- **Work to complete**: Each entry is to be restated word for word, with nothing omitted.

- **Material to process**:
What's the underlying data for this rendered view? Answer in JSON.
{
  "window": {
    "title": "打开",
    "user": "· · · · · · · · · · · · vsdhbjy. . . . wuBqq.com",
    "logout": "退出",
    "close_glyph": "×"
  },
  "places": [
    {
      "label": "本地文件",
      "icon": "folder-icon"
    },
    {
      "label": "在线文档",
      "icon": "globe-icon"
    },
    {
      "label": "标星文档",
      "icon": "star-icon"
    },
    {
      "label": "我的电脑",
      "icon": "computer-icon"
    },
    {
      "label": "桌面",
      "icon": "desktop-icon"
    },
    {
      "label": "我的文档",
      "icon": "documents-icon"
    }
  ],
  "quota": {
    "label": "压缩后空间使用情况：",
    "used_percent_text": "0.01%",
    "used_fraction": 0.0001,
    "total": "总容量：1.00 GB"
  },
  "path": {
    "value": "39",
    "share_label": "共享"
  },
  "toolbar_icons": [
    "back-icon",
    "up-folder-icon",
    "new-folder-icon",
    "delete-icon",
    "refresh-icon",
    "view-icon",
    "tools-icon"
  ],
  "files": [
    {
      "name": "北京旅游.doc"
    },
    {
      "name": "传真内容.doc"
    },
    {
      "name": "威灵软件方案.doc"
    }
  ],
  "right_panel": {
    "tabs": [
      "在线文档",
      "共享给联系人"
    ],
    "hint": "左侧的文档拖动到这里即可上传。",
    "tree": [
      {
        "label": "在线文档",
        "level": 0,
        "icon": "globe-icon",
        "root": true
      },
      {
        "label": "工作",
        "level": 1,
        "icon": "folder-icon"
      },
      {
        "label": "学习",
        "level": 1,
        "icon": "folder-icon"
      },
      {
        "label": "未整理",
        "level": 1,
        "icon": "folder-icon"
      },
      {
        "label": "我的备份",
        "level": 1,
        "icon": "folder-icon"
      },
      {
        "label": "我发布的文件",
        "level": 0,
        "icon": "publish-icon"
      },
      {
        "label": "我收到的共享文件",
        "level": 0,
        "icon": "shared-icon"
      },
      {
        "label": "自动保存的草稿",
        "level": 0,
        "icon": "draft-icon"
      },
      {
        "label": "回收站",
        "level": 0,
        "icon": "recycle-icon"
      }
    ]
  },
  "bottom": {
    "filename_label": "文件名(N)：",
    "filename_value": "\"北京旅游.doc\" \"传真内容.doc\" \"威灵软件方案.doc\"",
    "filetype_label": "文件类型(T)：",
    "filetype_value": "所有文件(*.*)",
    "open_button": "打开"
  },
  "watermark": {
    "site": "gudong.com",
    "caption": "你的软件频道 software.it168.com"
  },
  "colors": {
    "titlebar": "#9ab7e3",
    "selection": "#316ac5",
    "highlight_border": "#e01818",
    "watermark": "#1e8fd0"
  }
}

- **Completed task**:
What's the underlying data for this rendered view? Answer in JSON.
{
  "window": {
    "title": "打开",
    "user": "· · · · · · · · · · · · vsdhbjy. . . . wuBqq.com",
    "logout": "退出",
    "close_glyph": "×"
  },
  "places": [
    {
      "label": "本地文件",
      "icon": "folder-icon"
    },
    {
      "label": "在线文档",
      "icon": "globe-icon"
    },
    {
      "label": "标星文档",
      "icon": "star-icon"
    },
    {
      "label": "我的电脑",
      "icon": "computer-icon"
    },
    {
      "label": "桌面",
      "icon": "desktop-icon"
    },
    {
      "label": "我的文档",
      "icon": "documents-icon"
    }
  ],
  "quota": {
    "label": "压缩后空间使用情况：",
    "used_percent_text": "0.01%",
    "used_fraction": 0.0001,
    "total": "总容量：1.00 GB"
  },
  "path": {
    "value": "39",
    "share_label": "共享"
  },
  "toolbar_icons": [
    "back-icon",
    "up-folder-icon",
    "new-folder-icon",
    "delete-icon",
    "refresh-icon",
    "view-icon",
    "tools-icon"
  ],
  "files": [
    {
      "name": "北京旅游.doc"
    },
    {
      "name": "传真内容.doc"
    },
    {
      "name": "威灵软件方案.doc"
    }
  ],
  "right_panel": {
    "tabs": [
      "在线文档",
      "共享给联系人"
    ],
    "hint": "左侧的文档拖动到这里即可上传。",
    "tree": [
      {
        "label": "在线文档",
        "level": 0,
        "icon": "globe-icon",
        "root": true
      },
      {
        "label": "工作",
        "level": 1,
        "icon": "folder-icon"
      },
      {
        "label": "学习",
        "level": 1,
        "icon": "folder-icon"
      },
      {
        "label": "未整理",
        "level": 1,
        "icon": "folder-icon"
      },
      {
        "label": "我的备份",
        "level": 1,
        "icon": "folder-icon"
      },
      {
        "label": "我发布的文件",
        "level": 0,
        "icon": "publish-icon"
      },
      {
        "label": "我收到的共享文件",
        "level": 0,
        "icon": "shared-icon"
      },
      {
        "label": "自动保存的草稿",
        "level": 0,
        "icon": "draft-icon"
      },
      {
        "label": "回收站",
        "level": 0,
        "icon": "recycle-icon"
      }
    ]
  },
  "bottom": {
    "filename_label": "文件名(N)：",
    "filename_value": "\"北京旅游.doc\" \"传真内容.doc\" \"威灵软件方案.doc\"",
    "filetype_label": "文件类型(T)：",
    "filetype_value": "所有文件(*.*)",
    "open_button": "打开"
  },
  "watermark": {
    "site": "gudong.com",
    "caption": "你的软件频道 software.it168.com"
  },
  "colors": {
    "titlebar": "#9ab7e3",
    "selection": "#316ac5",
    "highlight_border": "#e01818",
    "watermark": "#1e8fd0"
  }
}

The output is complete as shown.